german-based photographer robert götzfried captures the both vibrant and quiet nostalgia of 20th century bowling alleys with his kegelbahnen series. the narrow, linear organization of these spaces lends a striking two-point perspective which götzfried captures at length. the scope of this extensive series generates a visual abstraction, transforming the interiors into an investigation of geometric proportions, symmetry, and scale — each expressive of tones and textures which recall the 1960’s, 70’s, and 80’s. taking inspiration from these spaces so reminiscent of his youth, the photographer dedicated years traveling across southern germany in search of those which best capture the spirit of the era.

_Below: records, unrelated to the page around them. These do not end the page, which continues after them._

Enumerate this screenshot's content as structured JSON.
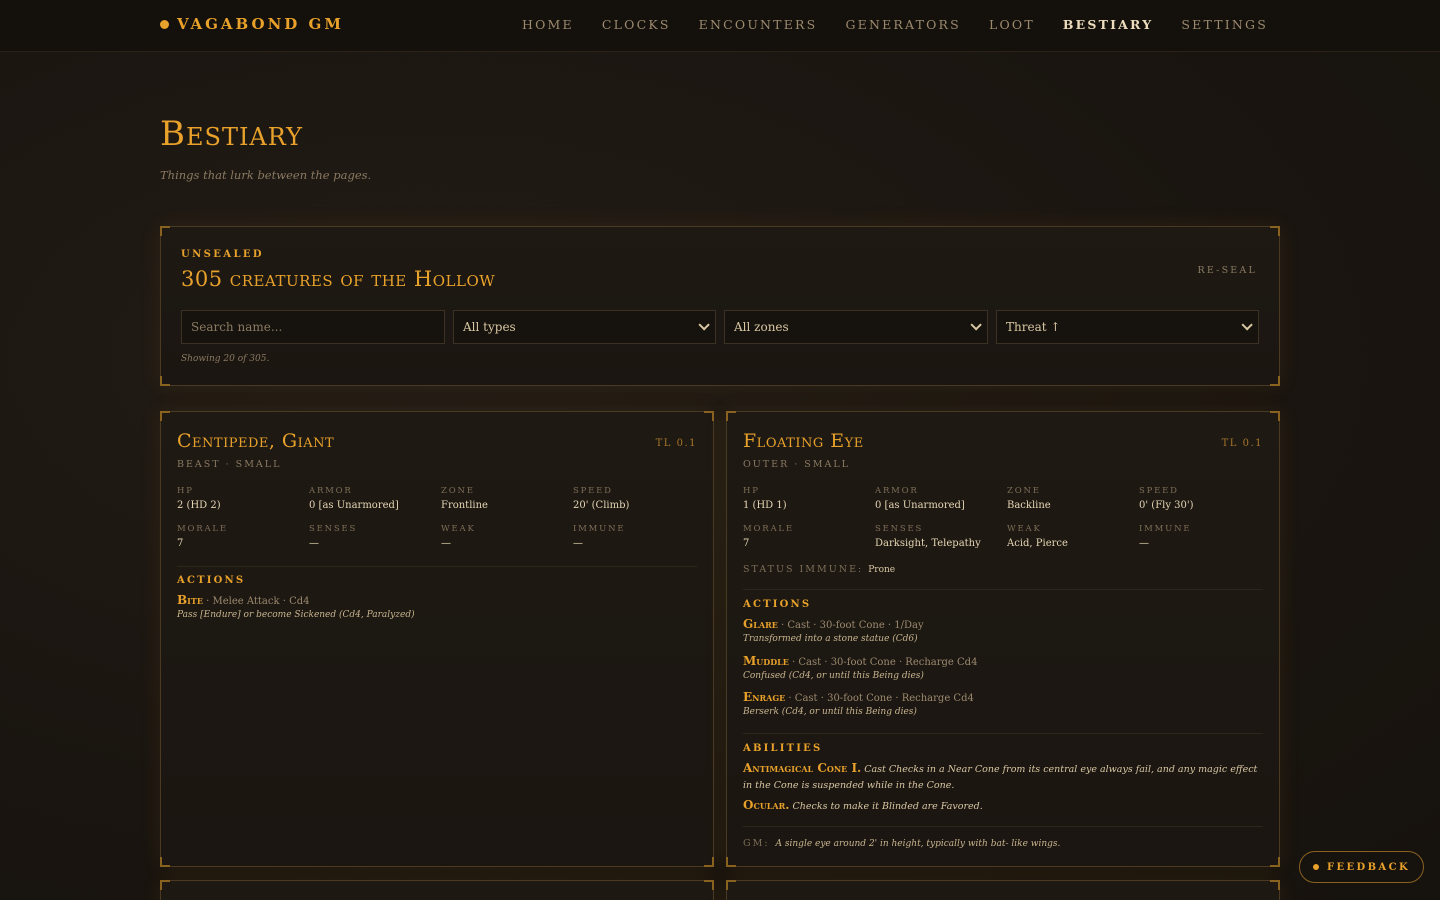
{
  "brand": {
    "name": "VAGABOND GM"
  },
  "nav": [
    {
      "label": "HOME"
    },
    {
      "label": "CLOCKS"
    },
    {
      "label": "ENCOUNTERS"
    },
    {
      "label": "GENERATORS"
    },
    {
      "label": "LOOT"
    },
    {
      "label": "BESTIARY",
      "active": true
    },
    {
      "label": "SETTINGS"
    }
  ],
  "page": {
    "title": "Bestiary",
    "subtitle": "Things that lurk between the pages."
  },
  "filters": {
    "eyebrow": "UNSEALED",
    "heading": "305 creatures of the Hollow",
    "reseal": "RE-SEAL",
    "search_placeholder": "Search name...",
    "type_value": "All types",
    "zone_value": "All zones",
    "sort_value": "Threat ↑",
    "showing": "Showing 20 of 305."
  },
  "creatures": [
    {
      "name": "Centipede, Giant",
      "tl": "TL 0.1",
      "type": "BEAST · SMALL",
      "stats": {
        "hp_label": "HP",
        "hp": "2 (HD 2)",
        "armor_label": "ARMOR",
        "armor": "0 [as Unarmored]",
        "zone_label": "ZONE",
        "zone": "Frontline",
        "speed_label": "SPEED",
        "speed": "20' (Climb)",
        "morale_label": "MORALE",
        "morale": "7",
        "senses_label": "SENSES",
        "senses": "—",
        "weak_label": "WEAK",
        "weak": "—",
        "immune_label": "IMMUNE",
        "immune": "—"
      },
      "actions_label": "ACTIONS",
      "actions": [
        {
          "name": "Bite",
          "detail": " · Melee Attack · Cd4",
          "effect": "Pass [Endure] or become Sickened (Cd4, Paralyzed)"
        }
      ]
    },
    {
      "name": "Floating Eye",
      "tl": "TL 0.1",
      "type": "OUTER · SMALL",
      "stats": {
        "hp_label": "HP",
        "hp": "1 (HD 1)",
        "armor_label": "ARMOR",
        "armor": "0 [as Unarmored]",
        "zone_label": "ZONE",
        "zone": "Backline",
        "speed_label": "SPEED",
        "speed": "0' (Fly 30')",
        "morale_label": "MORALE",
        "morale": "7",
        "senses_label": "SENSES",
        "senses": "Darksight, Telepathy",
        "weak_label": "WEAK",
        "weak": "Acid, Pierce",
        "immune_label": "IMMUNE",
        "immune": "—"
      },
      "status_immune_label": "STATUS IMMUNE:",
      "status_immune": "Prone",
      "actions_label": "ACTIONS",
      "actions": [
        {
          "name": "Glare",
          "detail": " · Cast · 30-foot Cone · 1/Day",
          "effect": "Transformed into a stone statue (Cd6)"
        },
        {
          "name": "Muddle",
          "detail": " · Cast · 30-foot Cone · Recharge Cd4",
          "effect": "Confused (Cd4, or until this Being dies)"
        },
        {
          "name": "Enrage",
          "detail": " · Cast · 30-foot Cone · Recharge Cd4",
          "effect": "Berserk (Cd4, or until this Being dies)"
        }
      ],
      "abilities_label": "ABILITIES",
      "abilities": [
        {
          "name": "Antimagical Cone I.",
          "text": " Cast Checks in a Near Cone from its central eye always fail, and any magic effect in the Cone is suspended while in the Cone."
        },
        {
          "name": "Ocular.",
          "text": " Checks to make it Blinded are Favored."
        }
      ],
      "gm_label": "GM:",
      "gm": "A single eye around 2' in height, typically with bat- like wings."
    }
  ],
  "feedback": {
    "label": "FEEDBACK"
  },
  "colors": {
    "accent": "#e8a12a",
    "background": "#1c1712",
    "text": "#d9c7a3"
  }
}
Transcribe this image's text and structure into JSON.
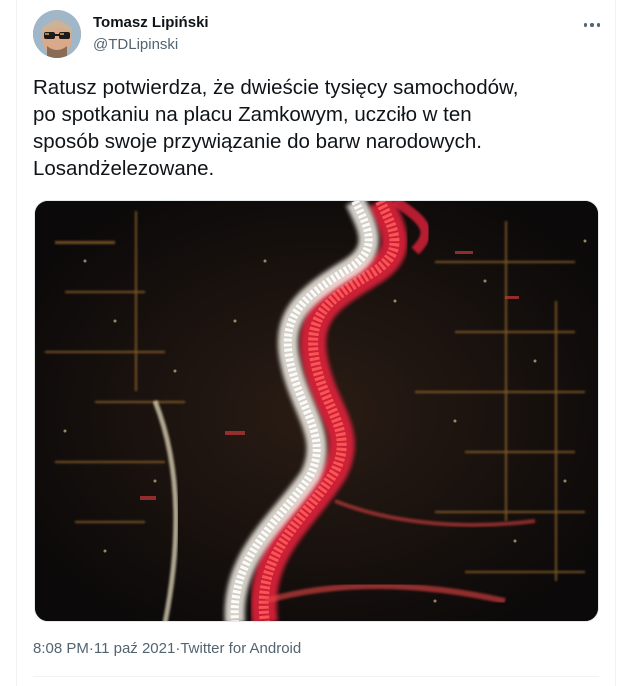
{
  "author": {
    "display_name": "Tomasz Lipiński",
    "handle": "@TDLipinski",
    "avatar_icon": "avatar-photo-sunglasses-icon"
  },
  "more_icon": "more-options-icon",
  "tweet": {
    "text": "Ratusz potwierdza, że dwieście tysięcy samochodów,\npo spotkaniu na placu Zamkowym, uczciło w ten\nsposób swoje przywiązanie do barw narodowych.\nLosandżelezowane."
  },
  "media": {
    "alt_icon": "aerial-night-traffic-photo"
  },
  "meta": {
    "time": "8:08 PM",
    "separator": " · ",
    "date": "11 paź 2021",
    "source": "Twitter for Android"
  },
  "colors": {
    "text_primary": "#0f1419",
    "text_secondary": "#536471",
    "traffic_red": "#e0213a",
    "traffic_white": "#f5f1e8",
    "night_bg": "#0d0b0c"
  }
}
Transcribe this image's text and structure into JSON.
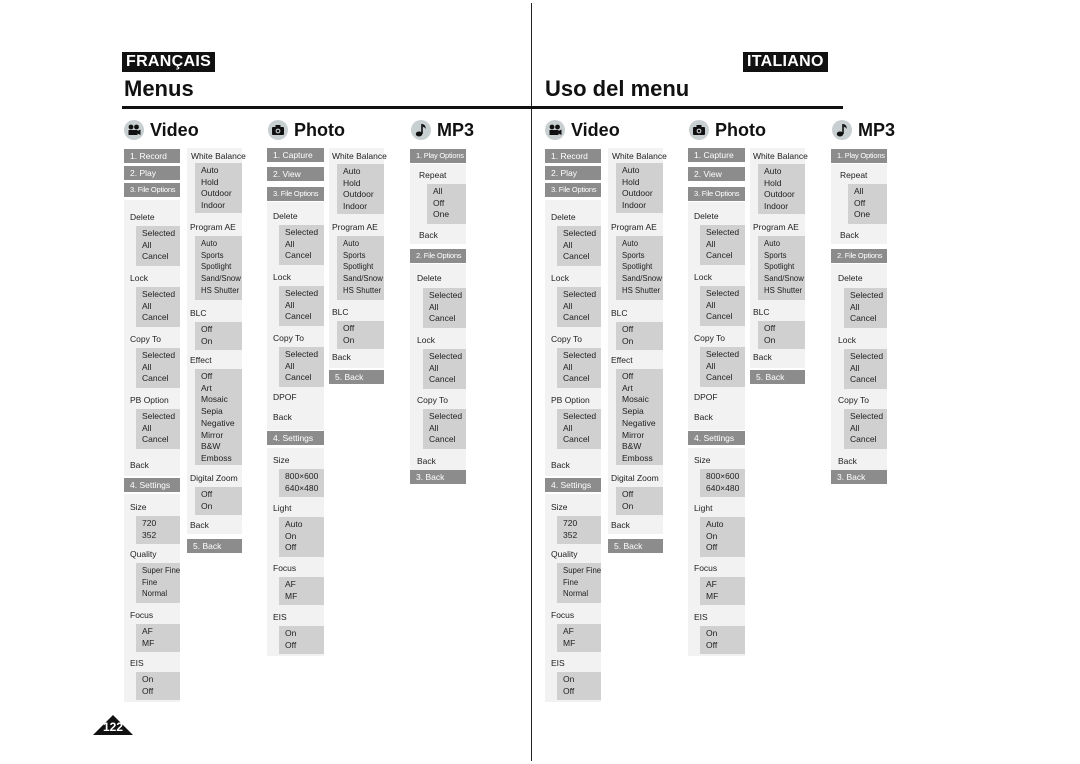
{
  "page_number": "122",
  "panels": [
    {
      "language": "FRANÇAIS",
      "title": "Menus",
      "sections": {
        "video": "Video",
        "photo": "Photo",
        "mp3": "MP3"
      }
    },
    {
      "language": "ITALIANO",
      "title": "Uso del menu",
      "sections": {
        "video": "Video",
        "photo": "Photo",
        "mp3": "MP3"
      }
    }
  ],
  "video": {
    "record": "1. Record",
    "play": "2. Play",
    "file_options": "3. File Options",
    "delete": "Delete",
    "delete_opts": [
      "Selected",
      "All",
      "Cancel"
    ],
    "lock": "Lock",
    "lock_opts": [
      "Selected",
      "All",
      "Cancel"
    ],
    "copy_to": "Copy To",
    "copy_opts": [
      "Selected",
      "All",
      "Cancel"
    ],
    "pb_option": "PB Option",
    "pb_opts": [
      "Selected",
      "All",
      "Cancel"
    ],
    "back": "Back",
    "settings": "4. Settings",
    "size": "Size",
    "size_opts": [
      "720",
      "352"
    ],
    "quality": "Quality",
    "quality_opts": [
      "Super Fine",
      "Fine",
      "Normal"
    ],
    "focus": "Focus",
    "focus_opts": [
      "AF",
      "MF"
    ],
    "eis": "EIS",
    "eis_opts": [
      "On",
      "Off"
    ],
    "white_balance": "White Balance",
    "wb_opts": [
      "Auto",
      "Hold",
      "Outdoor",
      "Indoor"
    ],
    "program_ae": "Program AE",
    "ae_opts": [
      "Auto",
      "Sports",
      "Spotlight",
      "Sand/Snow",
      "HS Shutter"
    ],
    "blc": "BLC",
    "blc_opts": [
      "Off",
      "On"
    ],
    "effect": "Effect",
    "effect_opts": [
      "Off",
      "Art",
      "Mosaic",
      "Sepia",
      "Negative",
      "Mirror",
      "B&W",
      "Emboss"
    ],
    "digital_zoom": "Digital Zoom",
    "dz_opts": [
      "Off",
      "On"
    ],
    "back2": "Back",
    "back5": "5. Back"
  },
  "photo": {
    "capture": "1. Capture",
    "view": "2. View",
    "file_options": "3. File Options",
    "delete": "Delete",
    "delete_opts": [
      "Selected",
      "All",
      "Cancel"
    ],
    "lock": "Lock",
    "lock_opts": [
      "Selected",
      "All",
      "Cancel"
    ],
    "copy_to": "Copy To",
    "copy_opts": [
      "Selected",
      "All",
      "Cancel"
    ],
    "dpof": "DPOF",
    "back": "Back",
    "settings": "4. Settings",
    "size": "Size",
    "size_opts": [
      "800×600",
      "640×480"
    ],
    "light": "Light",
    "light_opts": [
      "Auto",
      "On",
      "Off"
    ],
    "focus": "Focus",
    "focus_opts": [
      "AF",
      "MF"
    ],
    "eis": "EIS",
    "eis_opts": [
      "On",
      "Off"
    ],
    "white_balance": "White Balance",
    "wb_opts": [
      "Auto",
      "Hold",
      "Outdoor",
      "Indoor"
    ],
    "program_ae": "Program AE",
    "ae_opts": [
      "Auto",
      "Sports",
      "Spotlight",
      "Sand/Snow",
      "HS Shutter"
    ],
    "blc": "BLC",
    "blc_opts": [
      "Off",
      "On"
    ],
    "back2": "Back",
    "back5": "5. Back"
  },
  "mp3": {
    "play_options": "1. Play Options",
    "repeat": "Repeat",
    "repeat_opts": [
      "All",
      "Off",
      "One"
    ],
    "back": "Back",
    "file_options": "2. File Options",
    "delete": "Delete",
    "delete_opts": [
      "Selected",
      "All",
      "Cancel"
    ],
    "lock": "Lock",
    "lock_opts": [
      "Selected",
      "All",
      "Cancel"
    ],
    "copy_to": "Copy To",
    "copy_opts": [
      "Selected",
      "All",
      "Cancel"
    ],
    "back2": "Back",
    "back3": "3. Back"
  }
}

in discussing his series, robert götzfried illustrates the bygone atmosphere: ‘when I was a kid in the early 80’s it was a common thing to go ‘kegeln’ with my parents and their friends. these places are usually located in the basement of traditional german restaurants. the old ones used to smoke cigarettes and drink beer or wine while the kids were allowed to have lemonade as a special treat. this is what quality time looked like back then.’
the axial, corridor-like spaces often exhibit rhythmic linework resulting from longs spans of wood panelling and graphic elements. the centrally focused, symmetrical view serves to dramatize the proportions of the space and imply a great sense of speed with an exaggerated forced perspective. with his documentation of these bowling alleys or kegelbahnen, götzfried comments on the german sport: ‘kegeln is pretty similar to bowling but with only nine pins, smaller balls, and shorter lanes. it used to be a big thing in germany in the 60’s, 70’s, and 80’s. these days this sport is not en vogue anymore and it seems that mostly older people go these ‘kegelbahnen.’ due to that more and more of these classic vintage ‘kegelbahnen’ get knocked down and they seem to disappear forever.‘
project title: kegelbahnen
photographer: robert götzfried
Source : designboom